*Description of the task:*
Copy each line of the entries that contains the word "Odontologia".

Component data from apps and pages:
• • • • • • •

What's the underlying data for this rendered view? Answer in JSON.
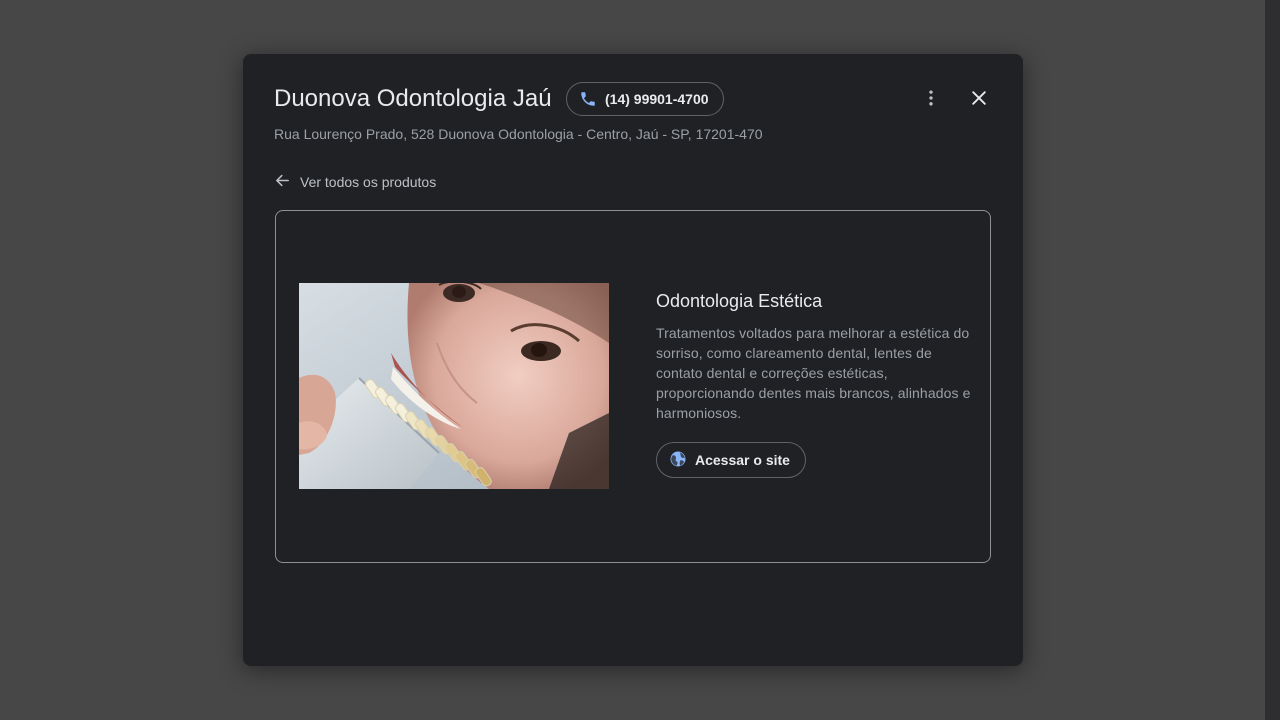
{
  "dialog": {
    "title": "Duonova Odontologia Jaú",
    "phone": "(14) 99901-4700",
    "address": "Rua Lourenço Prado, 528 Duonova Odontologia - Centro, Jaú - SP, 17201-470",
    "back_label": "Ver todos os produtos",
    "icons": {
      "phone": "phone-icon",
      "more": "more-vert-icon",
      "close": "close-icon",
      "back": "arrow-back-icon",
      "site": "globe-icon"
    }
  },
  "product": {
    "title": "Odontologia Estética",
    "description": "Tratamentos voltados para melhorar a estética do sorriso, como clareamento dental, lentes de contato dental e correções estéticas, proporcionando dentes mais brancos, alinhados e harmoniosos.",
    "site_button_label": "Acessar o site"
  },
  "colors": {
    "dialog_bg": "#202124",
    "backdrop": "#474747",
    "accent_blue": "#8ab4f8"
  }
}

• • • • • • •

*Solved problem:*
    "title": "Duonova Odontologia Jaú",
    "address": "Rua Lourenço Prado, 528 Duonova Odontologia - Centro, Jaú - SP, 17201-470",
    "title": "Odontologia Estética",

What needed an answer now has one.